◆ Work to complete ◆
Go through the material line by line and copy each one with the word "Nueva".

◆ Data provided ◆

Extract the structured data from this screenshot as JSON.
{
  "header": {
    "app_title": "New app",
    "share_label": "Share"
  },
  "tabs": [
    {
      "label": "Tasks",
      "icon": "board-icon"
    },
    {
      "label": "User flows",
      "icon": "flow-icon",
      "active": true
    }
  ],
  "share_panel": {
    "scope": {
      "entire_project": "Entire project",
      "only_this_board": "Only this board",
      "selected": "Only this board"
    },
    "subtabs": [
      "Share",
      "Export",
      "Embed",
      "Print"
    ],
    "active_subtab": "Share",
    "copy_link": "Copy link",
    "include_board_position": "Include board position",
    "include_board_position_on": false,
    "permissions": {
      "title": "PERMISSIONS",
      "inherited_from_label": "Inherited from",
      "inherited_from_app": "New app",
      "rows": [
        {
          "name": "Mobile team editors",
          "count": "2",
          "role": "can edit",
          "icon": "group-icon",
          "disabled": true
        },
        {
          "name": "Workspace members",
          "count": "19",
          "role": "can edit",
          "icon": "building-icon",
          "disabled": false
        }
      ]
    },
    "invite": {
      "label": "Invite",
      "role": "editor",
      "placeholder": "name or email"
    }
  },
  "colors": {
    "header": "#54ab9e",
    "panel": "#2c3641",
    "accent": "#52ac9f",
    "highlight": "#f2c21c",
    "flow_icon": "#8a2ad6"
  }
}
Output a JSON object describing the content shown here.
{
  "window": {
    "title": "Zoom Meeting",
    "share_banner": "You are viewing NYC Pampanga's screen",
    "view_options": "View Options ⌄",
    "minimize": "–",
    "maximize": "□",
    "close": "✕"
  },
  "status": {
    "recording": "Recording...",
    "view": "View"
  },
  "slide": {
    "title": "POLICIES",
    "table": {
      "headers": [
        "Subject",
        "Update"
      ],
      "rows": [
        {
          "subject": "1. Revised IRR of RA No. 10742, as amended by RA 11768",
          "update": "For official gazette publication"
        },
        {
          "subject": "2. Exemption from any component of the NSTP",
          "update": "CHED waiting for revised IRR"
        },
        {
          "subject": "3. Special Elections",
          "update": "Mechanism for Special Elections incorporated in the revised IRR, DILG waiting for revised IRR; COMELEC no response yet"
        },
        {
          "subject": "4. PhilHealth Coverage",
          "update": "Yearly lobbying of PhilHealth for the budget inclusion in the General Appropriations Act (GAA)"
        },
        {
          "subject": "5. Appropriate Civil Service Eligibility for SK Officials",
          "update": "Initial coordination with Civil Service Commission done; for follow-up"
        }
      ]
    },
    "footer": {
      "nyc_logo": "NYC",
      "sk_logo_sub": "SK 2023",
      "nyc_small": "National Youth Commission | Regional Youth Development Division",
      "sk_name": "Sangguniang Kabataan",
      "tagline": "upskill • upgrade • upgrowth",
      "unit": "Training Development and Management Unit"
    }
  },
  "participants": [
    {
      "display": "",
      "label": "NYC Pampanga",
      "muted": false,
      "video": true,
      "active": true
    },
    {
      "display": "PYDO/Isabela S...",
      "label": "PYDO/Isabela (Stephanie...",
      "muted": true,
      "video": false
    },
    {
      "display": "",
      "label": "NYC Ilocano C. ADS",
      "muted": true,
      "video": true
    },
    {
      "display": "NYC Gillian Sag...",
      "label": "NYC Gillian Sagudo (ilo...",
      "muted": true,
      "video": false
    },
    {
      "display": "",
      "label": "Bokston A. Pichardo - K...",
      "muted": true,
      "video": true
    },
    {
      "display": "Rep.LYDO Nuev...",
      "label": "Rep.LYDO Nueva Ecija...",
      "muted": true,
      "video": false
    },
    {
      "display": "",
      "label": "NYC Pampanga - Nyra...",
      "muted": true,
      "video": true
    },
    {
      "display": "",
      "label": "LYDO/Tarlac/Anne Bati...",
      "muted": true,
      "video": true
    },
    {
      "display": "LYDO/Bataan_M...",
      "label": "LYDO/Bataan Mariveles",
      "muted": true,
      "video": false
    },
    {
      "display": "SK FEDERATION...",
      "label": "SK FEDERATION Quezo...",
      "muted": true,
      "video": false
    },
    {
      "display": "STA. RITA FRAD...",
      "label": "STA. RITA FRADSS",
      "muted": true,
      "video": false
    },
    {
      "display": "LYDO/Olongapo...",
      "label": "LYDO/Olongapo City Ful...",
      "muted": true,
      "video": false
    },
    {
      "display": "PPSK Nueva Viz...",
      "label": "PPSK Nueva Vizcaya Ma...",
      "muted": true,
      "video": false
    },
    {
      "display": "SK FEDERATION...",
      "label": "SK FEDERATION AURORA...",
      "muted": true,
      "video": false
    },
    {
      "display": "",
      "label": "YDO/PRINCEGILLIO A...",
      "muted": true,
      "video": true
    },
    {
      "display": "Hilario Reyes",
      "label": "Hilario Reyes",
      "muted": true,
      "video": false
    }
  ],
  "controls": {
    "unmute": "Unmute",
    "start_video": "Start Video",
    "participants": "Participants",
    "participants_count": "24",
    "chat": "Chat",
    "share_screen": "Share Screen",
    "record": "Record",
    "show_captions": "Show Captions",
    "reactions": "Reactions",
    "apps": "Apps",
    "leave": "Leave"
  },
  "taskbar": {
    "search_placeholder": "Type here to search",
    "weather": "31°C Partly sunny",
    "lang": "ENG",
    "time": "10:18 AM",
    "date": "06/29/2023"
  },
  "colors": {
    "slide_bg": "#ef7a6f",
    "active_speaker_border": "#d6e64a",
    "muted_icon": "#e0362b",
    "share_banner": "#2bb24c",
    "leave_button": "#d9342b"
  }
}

◆ Solution ◆
      "label": "Rep.LYDO Nueva Ecija...",
      "display": "PPSK Nueva Viz...",
      "label": "PPSK Nueva Vizcaya Ma...",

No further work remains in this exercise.